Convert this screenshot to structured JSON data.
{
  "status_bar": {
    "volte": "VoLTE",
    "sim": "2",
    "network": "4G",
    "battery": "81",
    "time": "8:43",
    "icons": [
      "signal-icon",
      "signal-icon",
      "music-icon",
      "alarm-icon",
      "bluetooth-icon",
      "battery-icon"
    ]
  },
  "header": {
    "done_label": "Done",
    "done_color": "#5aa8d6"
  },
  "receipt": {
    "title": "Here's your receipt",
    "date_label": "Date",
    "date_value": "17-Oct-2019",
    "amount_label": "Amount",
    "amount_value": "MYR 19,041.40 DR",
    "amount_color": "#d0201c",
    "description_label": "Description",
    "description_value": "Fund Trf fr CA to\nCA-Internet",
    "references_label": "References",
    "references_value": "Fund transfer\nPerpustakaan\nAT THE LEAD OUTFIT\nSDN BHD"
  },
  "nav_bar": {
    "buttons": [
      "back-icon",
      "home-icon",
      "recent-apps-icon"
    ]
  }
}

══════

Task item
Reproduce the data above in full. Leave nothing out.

Output of the task
Convert this screenshot to structured JSON data.
{
  "status_bar": {
    "volte": "VoLTE",
    "sim": "2",
    "network": "4G",
    "battery": "81",
    "time": "8:43",
    "icons": [
      "signal-icon",
      "signal-icon",
      "music-icon",
      "alarm-icon",
      "bluetooth-icon",
      "battery-icon"
    ]
  },
  "header": {
    "done_label": "Done",
    "done_color": "#5aa8d6"
  },
  "receipt": {
    "title": "Here's your receipt",
    "date_label": "Date",
    "date_value": "17-Oct-2019",
    "amount_label": "Amount",
    "amount_value": "MYR 19,041.40 DR",
    "amount_color": "#d0201c",
    "description_label": "Description",
    "description_value": "Fund Trf fr CA to\nCA-Internet",
    "references_label": "References",
    "references_value": "Fund transfer\nPerpustakaan\nAT THE LEAD OUTFIT\nSDN BHD"
  },
  "nav_bar": {
    "buttons": [
      "back-icon",
      "home-icon",
      "recent-apps-icon"
    ]
  }
}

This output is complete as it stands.